Exercise objective -
Every line of the entries that holds the word "rubrica" is to be copied.

'''

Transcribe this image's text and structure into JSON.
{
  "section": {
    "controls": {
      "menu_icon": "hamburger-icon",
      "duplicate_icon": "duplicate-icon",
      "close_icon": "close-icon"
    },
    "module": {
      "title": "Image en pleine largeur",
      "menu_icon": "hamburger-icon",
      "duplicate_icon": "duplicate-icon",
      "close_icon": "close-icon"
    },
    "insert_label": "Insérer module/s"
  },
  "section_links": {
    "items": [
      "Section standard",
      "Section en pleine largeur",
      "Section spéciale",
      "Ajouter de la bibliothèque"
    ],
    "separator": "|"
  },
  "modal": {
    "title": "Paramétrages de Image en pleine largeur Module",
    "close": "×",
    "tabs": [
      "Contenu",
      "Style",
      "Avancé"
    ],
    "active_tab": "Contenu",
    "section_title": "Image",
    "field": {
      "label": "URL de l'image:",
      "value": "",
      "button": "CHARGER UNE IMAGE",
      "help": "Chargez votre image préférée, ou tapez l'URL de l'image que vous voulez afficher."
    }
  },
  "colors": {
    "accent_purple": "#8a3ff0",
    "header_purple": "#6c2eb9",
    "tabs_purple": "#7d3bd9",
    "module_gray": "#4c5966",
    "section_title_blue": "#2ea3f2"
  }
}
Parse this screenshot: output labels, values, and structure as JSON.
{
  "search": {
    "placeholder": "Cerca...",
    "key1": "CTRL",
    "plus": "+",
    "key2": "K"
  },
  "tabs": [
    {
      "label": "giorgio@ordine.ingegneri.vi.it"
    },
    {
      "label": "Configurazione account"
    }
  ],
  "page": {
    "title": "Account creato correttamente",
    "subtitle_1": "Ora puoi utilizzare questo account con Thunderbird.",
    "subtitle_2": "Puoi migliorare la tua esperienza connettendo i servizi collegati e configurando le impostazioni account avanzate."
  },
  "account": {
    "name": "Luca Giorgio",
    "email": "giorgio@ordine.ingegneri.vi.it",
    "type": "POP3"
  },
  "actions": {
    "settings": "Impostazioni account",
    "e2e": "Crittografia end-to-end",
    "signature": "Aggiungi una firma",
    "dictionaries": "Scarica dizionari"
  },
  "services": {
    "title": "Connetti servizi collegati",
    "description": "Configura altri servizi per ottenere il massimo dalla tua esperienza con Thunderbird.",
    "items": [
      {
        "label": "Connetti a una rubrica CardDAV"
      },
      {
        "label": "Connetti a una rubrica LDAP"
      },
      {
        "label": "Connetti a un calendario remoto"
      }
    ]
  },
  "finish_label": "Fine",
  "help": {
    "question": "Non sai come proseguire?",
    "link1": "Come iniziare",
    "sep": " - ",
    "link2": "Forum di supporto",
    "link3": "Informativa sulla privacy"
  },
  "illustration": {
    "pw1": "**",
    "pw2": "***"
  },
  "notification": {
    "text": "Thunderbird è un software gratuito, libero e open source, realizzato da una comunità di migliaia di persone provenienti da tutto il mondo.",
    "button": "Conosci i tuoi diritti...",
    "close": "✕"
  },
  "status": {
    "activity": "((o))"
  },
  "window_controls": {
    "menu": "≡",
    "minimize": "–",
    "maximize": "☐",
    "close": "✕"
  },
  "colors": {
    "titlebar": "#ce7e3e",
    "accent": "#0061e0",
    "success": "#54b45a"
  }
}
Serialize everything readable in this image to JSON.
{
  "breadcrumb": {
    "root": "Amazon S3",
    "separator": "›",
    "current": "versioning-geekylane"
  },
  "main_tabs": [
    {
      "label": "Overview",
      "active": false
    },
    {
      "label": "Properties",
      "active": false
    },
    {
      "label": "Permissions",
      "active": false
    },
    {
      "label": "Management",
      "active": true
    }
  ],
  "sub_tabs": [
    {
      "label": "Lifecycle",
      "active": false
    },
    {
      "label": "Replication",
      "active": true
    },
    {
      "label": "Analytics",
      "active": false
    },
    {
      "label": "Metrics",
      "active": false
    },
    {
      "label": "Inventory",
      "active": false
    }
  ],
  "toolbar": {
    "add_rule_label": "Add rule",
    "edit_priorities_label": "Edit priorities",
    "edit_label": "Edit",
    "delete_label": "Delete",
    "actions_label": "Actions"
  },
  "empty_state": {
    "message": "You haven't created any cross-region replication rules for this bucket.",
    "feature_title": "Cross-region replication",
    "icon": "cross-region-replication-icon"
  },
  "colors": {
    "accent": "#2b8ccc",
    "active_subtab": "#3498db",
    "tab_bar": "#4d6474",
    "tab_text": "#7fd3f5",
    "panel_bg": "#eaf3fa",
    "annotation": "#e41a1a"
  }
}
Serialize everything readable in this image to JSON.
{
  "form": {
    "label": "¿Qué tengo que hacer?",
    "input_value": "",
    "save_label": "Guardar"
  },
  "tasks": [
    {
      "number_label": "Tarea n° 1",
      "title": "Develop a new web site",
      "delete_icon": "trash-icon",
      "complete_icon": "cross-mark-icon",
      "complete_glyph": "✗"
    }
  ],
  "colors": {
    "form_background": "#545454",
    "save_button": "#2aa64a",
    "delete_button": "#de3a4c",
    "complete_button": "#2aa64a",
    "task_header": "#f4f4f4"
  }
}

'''

Solution -
        "label": "Connetti a una rubrica CardDAV"
        "label": "Connetti a una rubrica LDAP"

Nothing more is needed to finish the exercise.